BEGIN Dataset records

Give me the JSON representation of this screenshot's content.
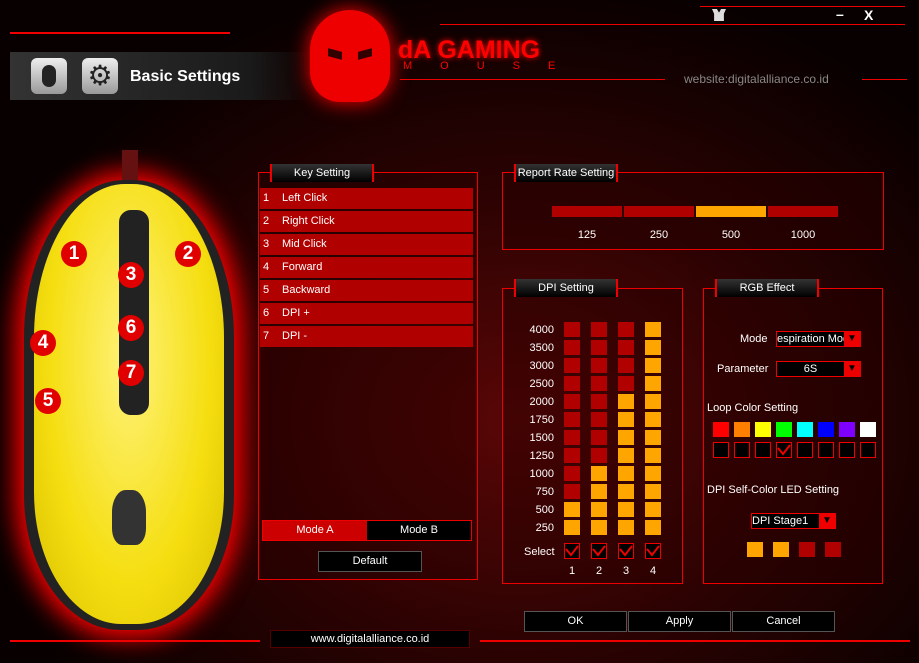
{
  "header": {
    "title": "Basic Settings",
    "brand": "dA GAMING",
    "brand_sub": "MOUSE",
    "website": "website:digitalalliance.co.id",
    "minimize": "–",
    "close": "X"
  },
  "footer": {
    "url": "www.digitalalliance.co.id"
  },
  "mouse": {
    "badges": [
      "1",
      "2",
      "3",
      "4",
      "5",
      "6",
      "7"
    ]
  },
  "key_setting": {
    "title": "Key Setting",
    "items": [
      {
        "n": "1",
        "label": "Left Click"
      },
      {
        "n": "2",
        "label": "Right Click"
      },
      {
        "n": "3",
        "label": "Mid Click"
      },
      {
        "n": "4",
        "label": "Forward"
      },
      {
        "n": "5",
        "label": "Backward"
      },
      {
        "n": "6",
        "label": "DPI +"
      },
      {
        "n": "7",
        "label": "DPI -"
      }
    ],
    "mode_a": "Mode A",
    "mode_b": "Mode B",
    "default": "Default",
    "active_mode": "Mode A"
  },
  "report_rate": {
    "title": "Report Rate Setting",
    "options": [
      "125",
      "250",
      "500",
      "1000"
    ],
    "selected": "500"
  },
  "dpi": {
    "title": "DPI Setting",
    "levels": [
      "4000",
      "3500",
      "3000",
      "2500",
      "2000",
      "1750",
      "1500",
      "1250",
      "1000",
      "750",
      "500",
      "250"
    ],
    "select_label": "Select",
    "columns": [
      {
        "n": "1",
        "value": 500,
        "selected": true
      },
      {
        "n": "2",
        "value": 1000,
        "selected": true
      },
      {
        "n": "3",
        "value": 2000,
        "selected": true
      },
      {
        "n": "4",
        "value": 4000,
        "selected": true
      }
    ]
  },
  "rgb": {
    "title": "RGB Effect",
    "mode_label": "Mode",
    "mode_value": "espiration Mod",
    "param_label": "Parameter",
    "param_value": "6S",
    "loop_label": "Loop Color Setting",
    "loop_colors": [
      "#ff0000",
      "#ff8000",
      "#ffff00",
      "#00ff00",
      "#00ffff",
      "#0000ff",
      "#8000ff",
      "#ffffff"
    ],
    "loop_checked": [
      false,
      false,
      false,
      true,
      false,
      false,
      false,
      false
    ],
    "led_label": "DPI Self-Color LED Setting",
    "led_stage": "DPI Stage1",
    "led_colors": [
      "#ffa500",
      "#ffa500",
      "#b00000",
      "#b00000"
    ]
  },
  "buttons": {
    "ok": "OK",
    "apply": "Apply",
    "cancel": "Cancel"
  },
  "colors": {
    "accent": "#e00000",
    "active": "#ffa500",
    "inactive": "#b00000"
  }
}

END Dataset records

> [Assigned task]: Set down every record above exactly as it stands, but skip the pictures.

> [Written answer]:
Give me the JSON representation of this screenshot's content.
{
  "header": {
    "title": "Basic Settings",
    "brand": "dA GAMING",
    "brand_sub": "MOUSE",
    "website": "website:digitalalliance.co.id",
    "minimize": "–",
    "close": "X"
  },
  "footer": {
    "url": "www.digitalalliance.co.id"
  },
  "mouse": {
    "badges": [
      "1",
      "2",
      "3",
      "4",
      "5",
      "6",
      "7"
    ]
  },
  "key_setting": {
    "title": "Key Setting",
    "items": [
      {
        "n": "1",
        "label": "Left Click"
      },
      {
        "n": "2",
        "label": "Right Click"
      },
      {
        "n": "3",
        "label": "Mid Click"
      },
      {
        "n": "4",
        "label": "Forward"
      },
      {
        "n": "5",
        "label": "Backward"
      },
      {
        "n": "6",
        "label": "DPI +"
      },
      {
        "n": "7",
        "label": "DPI -"
      }
    ],
    "mode_a": "Mode A",
    "mode_b": "Mode B",
    "default": "Default",
    "active_mode": "Mode A"
  },
  "report_rate": {
    "title": "Report Rate Setting",
    "options": [
      "125",
      "250",
      "500",
      "1000"
    ],
    "selected": "500"
  },
  "dpi": {
    "title": "DPI Setting",
    "levels": [
      "4000",
      "3500",
      "3000",
      "2500",
      "2000",
      "1750",
      "1500",
      "1250",
      "1000",
      "750",
      "500",
      "250"
    ],
    "select_label": "Select",
    "columns": [
      {
        "n": "1",
        "value": 500,
        "selected": true
      },
      {
        "n": "2",
        "value": 1000,
        "selected": true
      },
      {
        "n": "3",
        "value": 2000,
        "selected": true
      },
      {
        "n": "4",
        "value": 4000,
        "selected": true
      }
    ]
  },
  "rgb": {
    "title": "RGB Effect",
    "mode_label": "Mode",
    "mode_value": "espiration Mod",
    "param_label": "Parameter",
    "param_value": "6S",
    "loop_label": "Loop Color Setting",
    "loop_colors": [
      "#ff0000",
      "#ff8000",
      "#ffff00",
      "#00ff00",
      "#00ffff",
      "#0000ff",
      "#8000ff",
      "#ffffff"
    ],
    "loop_checked": [
      false,
      false,
      false,
      true,
      false,
      false,
      false,
      false
    ],
    "led_label": "DPI Self-Color LED Setting",
    "led_stage": "DPI Stage1",
    "led_colors": [
      "#ffa500",
      "#ffa500",
      "#b00000",
      "#b00000"
    ]
  },
  "buttons": {
    "ok": "OK",
    "apply": "Apply",
    "cancel": "Cancel"
  },
  "colors": {
    "accent": "#e00000",
    "active": "#ffa500",
    "inactive": "#b00000"
  }
}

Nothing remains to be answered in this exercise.